Entries from a dataset of interfaces:
=== Begin Enclosure ===

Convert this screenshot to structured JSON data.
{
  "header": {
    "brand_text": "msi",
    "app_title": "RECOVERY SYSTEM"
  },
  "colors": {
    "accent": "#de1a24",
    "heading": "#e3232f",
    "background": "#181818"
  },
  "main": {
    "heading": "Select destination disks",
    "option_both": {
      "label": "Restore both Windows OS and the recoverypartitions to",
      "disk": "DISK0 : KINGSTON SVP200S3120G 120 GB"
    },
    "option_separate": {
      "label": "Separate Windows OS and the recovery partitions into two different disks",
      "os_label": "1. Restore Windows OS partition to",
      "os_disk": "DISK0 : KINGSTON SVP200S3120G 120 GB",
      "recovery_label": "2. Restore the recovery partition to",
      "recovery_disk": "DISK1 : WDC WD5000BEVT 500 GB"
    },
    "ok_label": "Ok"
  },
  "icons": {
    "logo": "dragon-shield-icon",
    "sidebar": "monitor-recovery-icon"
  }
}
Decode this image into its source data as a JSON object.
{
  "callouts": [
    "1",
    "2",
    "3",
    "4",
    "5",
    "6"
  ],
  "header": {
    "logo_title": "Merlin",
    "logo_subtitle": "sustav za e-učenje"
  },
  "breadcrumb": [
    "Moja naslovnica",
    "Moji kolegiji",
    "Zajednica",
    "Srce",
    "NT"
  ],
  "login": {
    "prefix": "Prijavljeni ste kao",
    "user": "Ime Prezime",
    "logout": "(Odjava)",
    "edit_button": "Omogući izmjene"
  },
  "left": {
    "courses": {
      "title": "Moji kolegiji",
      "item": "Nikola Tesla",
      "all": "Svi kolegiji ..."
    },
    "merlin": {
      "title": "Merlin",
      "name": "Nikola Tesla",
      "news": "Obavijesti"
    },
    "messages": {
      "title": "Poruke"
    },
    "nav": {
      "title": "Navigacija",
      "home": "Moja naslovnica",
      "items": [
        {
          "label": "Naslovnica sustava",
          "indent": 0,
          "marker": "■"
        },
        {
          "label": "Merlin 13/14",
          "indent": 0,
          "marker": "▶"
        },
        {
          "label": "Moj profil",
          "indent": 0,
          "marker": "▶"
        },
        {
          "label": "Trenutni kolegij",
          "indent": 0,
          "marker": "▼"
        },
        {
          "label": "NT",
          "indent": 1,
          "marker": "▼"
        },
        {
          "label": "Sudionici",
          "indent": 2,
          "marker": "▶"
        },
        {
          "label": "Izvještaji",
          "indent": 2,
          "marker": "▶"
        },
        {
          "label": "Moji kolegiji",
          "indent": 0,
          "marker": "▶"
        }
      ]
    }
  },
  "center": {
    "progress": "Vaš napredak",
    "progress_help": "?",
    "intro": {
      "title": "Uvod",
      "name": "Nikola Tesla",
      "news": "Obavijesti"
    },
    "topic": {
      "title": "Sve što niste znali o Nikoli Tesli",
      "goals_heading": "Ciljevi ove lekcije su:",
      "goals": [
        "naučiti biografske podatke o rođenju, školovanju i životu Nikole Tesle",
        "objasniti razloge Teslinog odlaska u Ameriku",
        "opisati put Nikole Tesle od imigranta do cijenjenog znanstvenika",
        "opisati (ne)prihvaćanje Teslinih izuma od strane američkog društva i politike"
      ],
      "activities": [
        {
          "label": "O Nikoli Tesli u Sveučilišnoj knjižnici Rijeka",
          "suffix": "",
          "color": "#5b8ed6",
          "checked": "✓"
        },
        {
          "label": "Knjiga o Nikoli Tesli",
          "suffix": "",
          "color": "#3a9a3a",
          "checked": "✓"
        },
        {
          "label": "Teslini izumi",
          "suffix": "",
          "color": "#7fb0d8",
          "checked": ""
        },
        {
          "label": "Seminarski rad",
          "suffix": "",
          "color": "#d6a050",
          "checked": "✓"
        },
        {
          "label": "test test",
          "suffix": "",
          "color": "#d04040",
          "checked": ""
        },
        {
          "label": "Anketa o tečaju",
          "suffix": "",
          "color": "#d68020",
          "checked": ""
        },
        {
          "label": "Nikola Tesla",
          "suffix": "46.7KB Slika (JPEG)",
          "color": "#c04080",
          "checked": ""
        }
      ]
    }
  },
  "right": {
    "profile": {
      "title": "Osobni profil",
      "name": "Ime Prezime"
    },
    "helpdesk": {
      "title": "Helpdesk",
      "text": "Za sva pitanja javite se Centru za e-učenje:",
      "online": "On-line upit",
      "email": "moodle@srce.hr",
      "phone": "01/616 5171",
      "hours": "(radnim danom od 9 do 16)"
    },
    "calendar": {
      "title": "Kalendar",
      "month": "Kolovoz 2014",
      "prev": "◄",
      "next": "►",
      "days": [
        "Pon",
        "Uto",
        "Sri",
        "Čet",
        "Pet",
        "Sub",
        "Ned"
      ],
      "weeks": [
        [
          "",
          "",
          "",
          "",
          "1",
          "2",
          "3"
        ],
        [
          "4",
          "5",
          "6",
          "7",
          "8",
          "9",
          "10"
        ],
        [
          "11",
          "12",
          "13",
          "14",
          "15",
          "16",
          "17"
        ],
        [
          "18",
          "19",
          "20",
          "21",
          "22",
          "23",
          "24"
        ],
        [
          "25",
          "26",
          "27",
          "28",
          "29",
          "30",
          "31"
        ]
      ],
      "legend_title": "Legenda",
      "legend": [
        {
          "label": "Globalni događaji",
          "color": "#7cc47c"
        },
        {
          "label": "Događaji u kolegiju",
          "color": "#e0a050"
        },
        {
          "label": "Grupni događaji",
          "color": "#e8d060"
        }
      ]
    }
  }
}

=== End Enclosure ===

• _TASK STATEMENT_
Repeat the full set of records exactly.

• _REPLY TO THE TASK_
Convert this screenshot to structured JSON data.
{
  "header": {
    "brand_text": "msi",
    "app_title": "RECOVERY SYSTEM"
  },
  "colors": {
    "accent": "#de1a24",
    "heading": "#e3232f",
    "background": "#181818"
  },
  "main": {
    "heading": "Select destination disks",
    "option_both": {
      "label": "Restore both Windows OS and the recoverypartitions to",
      "disk": "DISK0 : KINGSTON SVP200S3120G 120 GB"
    },
    "option_separate": {
      "label": "Separate Windows OS and the recovery partitions into two different disks",
      "os_label": "1. Restore Windows OS partition to",
      "os_disk": "DISK0 : KINGSTON SVP200S3120G 120 GB",
      "recovery_label": "2. Restore the recovery partition to",
      "recovery_disk": "DISK1 : WDC WD5000BEVT 500 GB"
    },
    "ok_label": "Ok"
  },
  "icons": {
    "logo": "dragon-shield-icon",
    "sidebar": "monitor-recovery-icon"
  }
}
Decode this image into its source data as a JSON object.
{
  "callouts": [
    "1",
    "2",
    "3",
    "4",
    "5",
    "6"
  ],
  "header": {
    "logo_title": "Merlin",
    "logo_subtitle": "sustav za e-učenje"
  },
  "breadcrumb": [
    "Moja naslovnica",
    "Moji kolegiji",
    "Zajednica",
    "Srce",
    "NT"
  ],
  "login": {
    "prefix": "Prijavljeni ste kao",
    "user": "Ime Prezime",
    "logout": "(Odjava)",
    "edit_button": "Omogući izmjene"
  },
  "left": {
    "courses": {
      "title": "Moji kolegiji",
      "item": "Nikola Tesla",
      "all": "Svi kolegiji ..."
    },
    "merlin": {
      "title": "Merlin",
      "name": "Nikola Tesla",
      "news": "Obavijesti"
    },
    "messages": {
      "title": "Poruke"
    },
    "nav": {
      "title": "Navigacija",
      "home": "Moja naslovnica",
      "items": [
        {
          "label": "Naslovnica sustava",
          "indent": 0,
          "marker": "■"
        },
        {
          "label": "Merlin 13/14",
          "indent": 0,
          "marker": "▶"
        },
        {
          "label": "Moj profil",
          "indent": 0,
          "marker": "▶"
        },
        {
          "label": "Trenutni kolegij",
          "indent": 0,
          "marker": "▼"
        },
        {
          "label": "NT",
          "indent": 1,
          "marker": "▼"
        },
        {
          "label": "Sudionici",
          "indent": 2,
          "marker": "▶"
        },
        {
          "label": "Izvještaji",
          "indent": 2,
          "marker": "▶"
        },
        {
          "label": "Moji kolegiji",
          "indent": 0,
          "marker": "▶"
        }
      ]
    }
  },
  "center": {
    "progress": "Vaš napredak",
    "progress_help": "?",
    "intro": {
      "title": "Uvod",
      "name": "Nikola Tesla",
      "news": "Obavijesti"
    },
    "topic": {
      "title": "Sve što niste znali o Nikoli Tesli",
      "goals_heading": "Ciljevi ove lekcije su:",
      "goals": [
        "naučiti biografske podatke o rođenju, školovanju i životu Nikole Tesle",
        "objasniti razloge Teslinog odlaska u Ameriku",
        "opisati put Nikole Tesle od imigranta do cijenjenog znanstvenika",
        "opisati (ne)prihvaćanje Teslinih izuma od strane američkog društva i politike"
      ],
      "activities": [
        {
          "label": "O Nikoli Tesli u Sveučilišnoj knjižnici Rijeka",
          "suffix": "",
          "color": "#5b8ed6",
          "checked": "✓"
        },
        {
          "label": "Knjiga o Nikoli Tesli",
          "suffix": "",
          "color": "#3a9a3a",
          "checked": "✓"
        },
        {
          "label": "Teslini izumi",
          "suffix": "",
          "color": "#7fb0d8",
          "checked": ""
        },
        {
          "label": "Seminarski rad",
          "suffix": "",
          "color": "#d6a050",
          "checked": "✓"
        },
        {
          "label": "test test",
          "suffix": "",
          "color": "#d04040",
          "checked": ""
        },
        {
          "label": "Anketa o tečaju",
          "suffix": "",
          "color": "#d68020",
          "checked": ""
        },
        {
          "label": "Nikola Tesla",
          "suffix": "46.7KB Slika (JPEG)",
          "color": "#c04080",
          "checked": ""
        }
      ]
    }
  },
  "right": {
    "profile": {
      "title": "Osobni profil",
      "name": "Ime Prezime"
    },
    "helpdesk": {
      "title": "Helpdesk",
      "text": "Za sva pitanja javite se Centru za e-učenje:",
      "online": "On-line upit",
      "email": "moodle@srce.hr",
      "phone": "01/616 5171",
      "hours": "(radnim danom od 9 do 16)"
    },
    "calendar": {
      "title": "Kalendar",
      "month": "Kolovoz 2014",
      "prev": "◄",
      "next": "►",
      "days": [
        "Pon",
        "Uto",
        "Sri",
        "Čet",
        "Pet",
        "Sub",
        "Ned"
      ],
      "weeks": [
        [
          "",
          "",
          "",
          "",
          "1",
          "2",
          "3"
        ],
        [
          "4",
          "5",
          "6",
          "7",
          "8",
          "9",
          "10"
        ],
        [
          "11",
          "12",
          "13",
          "14",
          "15",
          "16",
          "17"
        ],
        [
          "18",
          "19",
          "20",
          "21",
          "22",
          "23",
          "24"
        ],
        [
          "25",
          "26",
          "27",
          "28",
          "29",
          "30",
          "31"
        ]
      ],
      "legend_title": "Legenda",
      "legend": [
        {
          "label": "Globalni događaji",
          "color": "#7cc47c"
        },
        {
          "label": "Događaji u kolegiju",
          "color": "#e0a050"
        },
        {
          "label": "Grupni događaji",
          "color": "#e8d060"
        }
      ]
    }
  }
}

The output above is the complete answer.